How 9-1-1 Can Manage the Ebb and Flow of Call Loads
Mission Critical Partners' Glenn Bischoff authored this article, which originally appeared in Urgent Communications.
An adage regarding the stock market goes something like this: over any 20-year period the market delivers a return on investment of about 10 percent, but every 20-year period — regardless of when it begins or when it ends — contains peaks and valleys that are driven by market conditions that change often, and often substantially.
Emergency communications centers are getting creative as they figure out how to handle a tremendous volume of 911 calls during an acute staffing shortage.
This adage just as easily could be applied to 911 call volume, according to Brian Fontes, chief executive officer of the National Emergency Number Association (NENA), which estimates that 240 million emergency calls are made to the 911 system each year, or 657,534 every day. Fontes said that the COVID-19 pandemic provides a good example of the ebb and flow.
“Anecdotally, fewer 911 calls were made resulting from car crashes because many people were working from home or had lost their jobs, so there were less cars on the roads,” Fontes said. “On the other hand, this was offset by an increase in domestic violence calls stemming from the fact that people were confined in close quarters with others for long periods of time.”
Call volume also fluctuates significantly based on where emergency communications centers (ECCs) — also known as public safety answering points (PSAPs) — are located. “911 always has been a local issue,” said Brian Tegtmeyer, coordinator of the National 911 Program, which is housed within the National Highway Transportation Safety Administration (NHTSA). “If your center is located in a college town, for instance, your Thursday night is going to look a lot different than another center’s that isn’t in a college town.”
Tegtmeyer, who previously was director of DuPage Public Safety Communications (DU-COMM), a large ECC that serves Chicago’s western suburbs, agrees that 911 call volume is holding steady overall with short-term fluctuations driven by local conditions. Statistics contained in DU-COMM’s 2021 annual report support this notion. Between 2018 and 2021, 911 call volume increased an inconsequential 2.5 percent; however, between 2019 and 2020, call volume decreased by 10.4 percent but then increased by 12.6 percent between 2020 and 2021.
So, 911 call volume nationwide is holding steady — and that’s a huge problem in the current environment, which is being impacted greatly by staffing shortages from coast to coast.
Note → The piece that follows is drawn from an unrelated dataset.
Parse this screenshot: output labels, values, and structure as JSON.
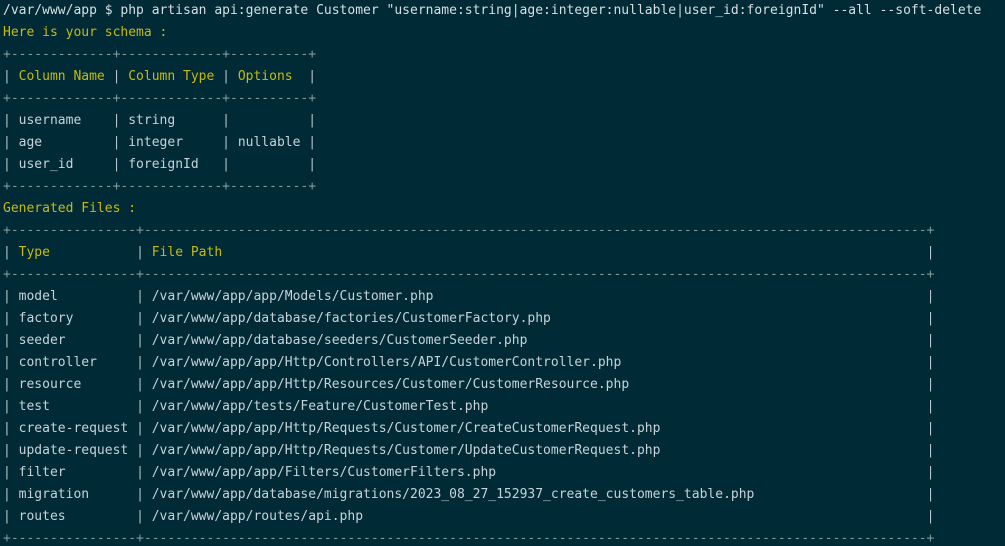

The big conundrum? How to handle emergency calls in alignment with industry standards when there are far less telecommunicators available to do so.
“The irony is that ECCs are getting more efficient, but staffing shortages are getting in the way of that,” said Jackie Mines, a Mission Critical Partners senior communications consultant who is supporting the National 911 Program on several initiatives, including assessments of the current status of geographic information systems (GIS) and computer-aided-dispatch system interoperability, as well as a pilot project that is testing strategies and tactics for achieving data integration across the public-safety ecosystem.